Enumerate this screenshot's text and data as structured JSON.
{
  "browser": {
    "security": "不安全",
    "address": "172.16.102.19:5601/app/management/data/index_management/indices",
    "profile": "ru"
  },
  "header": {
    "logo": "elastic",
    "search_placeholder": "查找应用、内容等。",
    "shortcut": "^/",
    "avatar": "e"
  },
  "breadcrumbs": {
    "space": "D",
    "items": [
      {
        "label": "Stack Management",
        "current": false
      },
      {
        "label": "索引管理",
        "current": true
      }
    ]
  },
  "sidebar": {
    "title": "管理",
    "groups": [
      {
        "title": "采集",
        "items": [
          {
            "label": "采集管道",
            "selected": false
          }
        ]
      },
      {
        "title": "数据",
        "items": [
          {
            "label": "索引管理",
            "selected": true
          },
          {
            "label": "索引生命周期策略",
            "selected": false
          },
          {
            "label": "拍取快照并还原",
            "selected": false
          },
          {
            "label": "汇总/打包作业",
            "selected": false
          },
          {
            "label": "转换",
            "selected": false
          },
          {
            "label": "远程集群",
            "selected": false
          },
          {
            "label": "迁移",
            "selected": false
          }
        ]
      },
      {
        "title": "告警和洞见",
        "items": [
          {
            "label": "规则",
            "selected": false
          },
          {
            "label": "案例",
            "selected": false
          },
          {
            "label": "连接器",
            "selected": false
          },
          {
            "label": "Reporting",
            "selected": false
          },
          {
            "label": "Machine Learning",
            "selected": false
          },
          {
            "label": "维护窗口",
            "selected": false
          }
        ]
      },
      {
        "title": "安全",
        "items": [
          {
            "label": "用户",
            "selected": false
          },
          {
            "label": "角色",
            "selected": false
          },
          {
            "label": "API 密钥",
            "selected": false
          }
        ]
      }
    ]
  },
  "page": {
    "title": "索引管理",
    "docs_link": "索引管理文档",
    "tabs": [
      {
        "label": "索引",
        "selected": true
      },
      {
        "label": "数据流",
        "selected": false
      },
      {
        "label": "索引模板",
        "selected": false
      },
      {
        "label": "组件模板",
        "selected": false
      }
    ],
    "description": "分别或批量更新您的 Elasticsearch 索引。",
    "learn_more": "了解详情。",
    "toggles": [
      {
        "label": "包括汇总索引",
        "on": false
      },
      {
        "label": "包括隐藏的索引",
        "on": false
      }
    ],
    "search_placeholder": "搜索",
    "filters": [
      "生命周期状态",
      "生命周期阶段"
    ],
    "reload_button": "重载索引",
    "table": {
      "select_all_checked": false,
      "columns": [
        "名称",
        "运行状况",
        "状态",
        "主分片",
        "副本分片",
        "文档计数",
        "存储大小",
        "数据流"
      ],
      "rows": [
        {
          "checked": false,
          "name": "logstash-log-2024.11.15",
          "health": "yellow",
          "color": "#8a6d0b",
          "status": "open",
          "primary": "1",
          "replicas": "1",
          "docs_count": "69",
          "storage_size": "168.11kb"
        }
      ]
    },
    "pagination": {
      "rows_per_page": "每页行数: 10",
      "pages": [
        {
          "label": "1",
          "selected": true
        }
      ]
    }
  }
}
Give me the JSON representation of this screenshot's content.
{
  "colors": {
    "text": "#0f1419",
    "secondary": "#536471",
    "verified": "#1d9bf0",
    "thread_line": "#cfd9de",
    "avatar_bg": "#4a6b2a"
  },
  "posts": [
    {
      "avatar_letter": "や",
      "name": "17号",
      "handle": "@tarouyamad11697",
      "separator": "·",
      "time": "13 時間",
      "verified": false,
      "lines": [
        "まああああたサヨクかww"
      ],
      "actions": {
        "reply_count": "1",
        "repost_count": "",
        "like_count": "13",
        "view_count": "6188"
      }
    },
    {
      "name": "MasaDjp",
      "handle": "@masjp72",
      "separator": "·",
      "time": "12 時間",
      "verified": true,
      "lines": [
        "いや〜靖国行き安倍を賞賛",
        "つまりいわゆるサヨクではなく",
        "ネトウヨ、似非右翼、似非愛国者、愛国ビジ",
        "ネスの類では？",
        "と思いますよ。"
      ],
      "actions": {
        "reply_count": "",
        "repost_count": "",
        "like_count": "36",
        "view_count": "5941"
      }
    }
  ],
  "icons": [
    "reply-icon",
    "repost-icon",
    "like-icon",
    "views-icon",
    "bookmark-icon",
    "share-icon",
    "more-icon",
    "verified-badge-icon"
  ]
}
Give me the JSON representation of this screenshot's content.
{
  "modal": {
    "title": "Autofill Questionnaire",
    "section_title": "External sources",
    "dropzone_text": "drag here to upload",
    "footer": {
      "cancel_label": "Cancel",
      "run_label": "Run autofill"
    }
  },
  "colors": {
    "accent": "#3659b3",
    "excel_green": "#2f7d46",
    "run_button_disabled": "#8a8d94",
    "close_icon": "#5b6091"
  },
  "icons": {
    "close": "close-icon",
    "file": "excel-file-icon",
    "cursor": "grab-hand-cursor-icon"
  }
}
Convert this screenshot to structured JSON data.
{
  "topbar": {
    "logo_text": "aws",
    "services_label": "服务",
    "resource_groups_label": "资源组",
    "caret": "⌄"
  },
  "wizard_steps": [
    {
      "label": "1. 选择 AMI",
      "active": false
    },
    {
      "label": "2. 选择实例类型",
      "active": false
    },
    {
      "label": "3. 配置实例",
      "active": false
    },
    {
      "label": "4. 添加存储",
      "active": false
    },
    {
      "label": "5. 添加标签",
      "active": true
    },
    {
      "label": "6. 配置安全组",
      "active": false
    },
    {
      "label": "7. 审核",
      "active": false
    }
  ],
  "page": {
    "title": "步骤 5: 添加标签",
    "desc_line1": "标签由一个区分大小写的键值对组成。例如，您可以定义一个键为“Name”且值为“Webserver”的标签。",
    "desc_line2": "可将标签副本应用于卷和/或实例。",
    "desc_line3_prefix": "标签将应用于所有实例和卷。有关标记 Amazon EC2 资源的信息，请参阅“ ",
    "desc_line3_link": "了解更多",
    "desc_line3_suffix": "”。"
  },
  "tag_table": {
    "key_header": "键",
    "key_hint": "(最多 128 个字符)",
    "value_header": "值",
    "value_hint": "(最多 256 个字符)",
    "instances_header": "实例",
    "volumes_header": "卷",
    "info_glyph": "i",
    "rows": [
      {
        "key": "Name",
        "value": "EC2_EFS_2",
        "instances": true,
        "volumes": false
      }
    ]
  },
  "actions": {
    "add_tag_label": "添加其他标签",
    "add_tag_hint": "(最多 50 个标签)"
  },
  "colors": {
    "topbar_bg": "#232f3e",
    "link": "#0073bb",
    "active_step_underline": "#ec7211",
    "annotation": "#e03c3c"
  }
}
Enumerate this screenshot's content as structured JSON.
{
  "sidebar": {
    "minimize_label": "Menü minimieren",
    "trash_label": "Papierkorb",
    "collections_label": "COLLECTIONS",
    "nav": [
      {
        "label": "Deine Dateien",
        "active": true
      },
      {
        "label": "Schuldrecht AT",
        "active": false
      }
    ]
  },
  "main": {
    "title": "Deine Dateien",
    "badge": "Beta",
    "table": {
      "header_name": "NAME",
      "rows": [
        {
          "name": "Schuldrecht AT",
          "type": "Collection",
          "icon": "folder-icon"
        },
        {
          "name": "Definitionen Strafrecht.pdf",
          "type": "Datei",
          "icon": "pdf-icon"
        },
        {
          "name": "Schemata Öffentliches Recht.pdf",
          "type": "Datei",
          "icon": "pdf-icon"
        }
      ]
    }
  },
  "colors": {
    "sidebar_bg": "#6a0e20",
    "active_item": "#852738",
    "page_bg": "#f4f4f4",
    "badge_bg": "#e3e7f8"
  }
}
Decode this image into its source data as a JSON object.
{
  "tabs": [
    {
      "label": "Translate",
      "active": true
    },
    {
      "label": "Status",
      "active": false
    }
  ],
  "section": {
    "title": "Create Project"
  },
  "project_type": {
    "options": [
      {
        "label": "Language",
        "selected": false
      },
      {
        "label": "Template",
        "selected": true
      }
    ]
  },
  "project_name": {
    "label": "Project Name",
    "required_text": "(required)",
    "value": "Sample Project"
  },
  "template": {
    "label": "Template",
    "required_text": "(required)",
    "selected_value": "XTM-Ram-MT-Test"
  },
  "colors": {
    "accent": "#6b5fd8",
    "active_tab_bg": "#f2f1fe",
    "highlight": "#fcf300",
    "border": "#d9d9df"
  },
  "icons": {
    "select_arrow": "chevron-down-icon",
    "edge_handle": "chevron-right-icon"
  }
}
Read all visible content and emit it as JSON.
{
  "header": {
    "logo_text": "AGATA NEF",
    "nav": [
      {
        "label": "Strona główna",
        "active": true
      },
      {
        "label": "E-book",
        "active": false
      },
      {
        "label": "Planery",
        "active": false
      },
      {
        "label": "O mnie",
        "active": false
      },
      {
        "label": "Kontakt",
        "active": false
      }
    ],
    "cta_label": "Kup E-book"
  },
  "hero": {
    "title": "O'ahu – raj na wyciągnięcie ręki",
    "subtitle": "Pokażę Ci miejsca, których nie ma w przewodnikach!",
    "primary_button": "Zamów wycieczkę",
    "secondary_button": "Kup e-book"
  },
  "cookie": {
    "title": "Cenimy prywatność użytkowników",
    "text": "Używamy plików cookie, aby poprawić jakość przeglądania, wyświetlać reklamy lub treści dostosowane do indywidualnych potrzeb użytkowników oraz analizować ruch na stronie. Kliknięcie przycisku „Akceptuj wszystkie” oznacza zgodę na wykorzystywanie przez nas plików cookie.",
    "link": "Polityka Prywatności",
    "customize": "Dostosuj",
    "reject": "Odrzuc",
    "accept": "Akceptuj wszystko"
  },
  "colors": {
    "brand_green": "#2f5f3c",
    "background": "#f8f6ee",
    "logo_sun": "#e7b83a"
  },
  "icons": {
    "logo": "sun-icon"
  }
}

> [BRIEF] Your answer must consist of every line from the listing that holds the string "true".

> [THE COMPLETED TASK]
        "current": true
            "selected": true
        "selected": true
          "selected": true
      "verified": true,
      "active": true
        "instances": true,
        "active": true
      "active": true
        "selected": true
        "active": true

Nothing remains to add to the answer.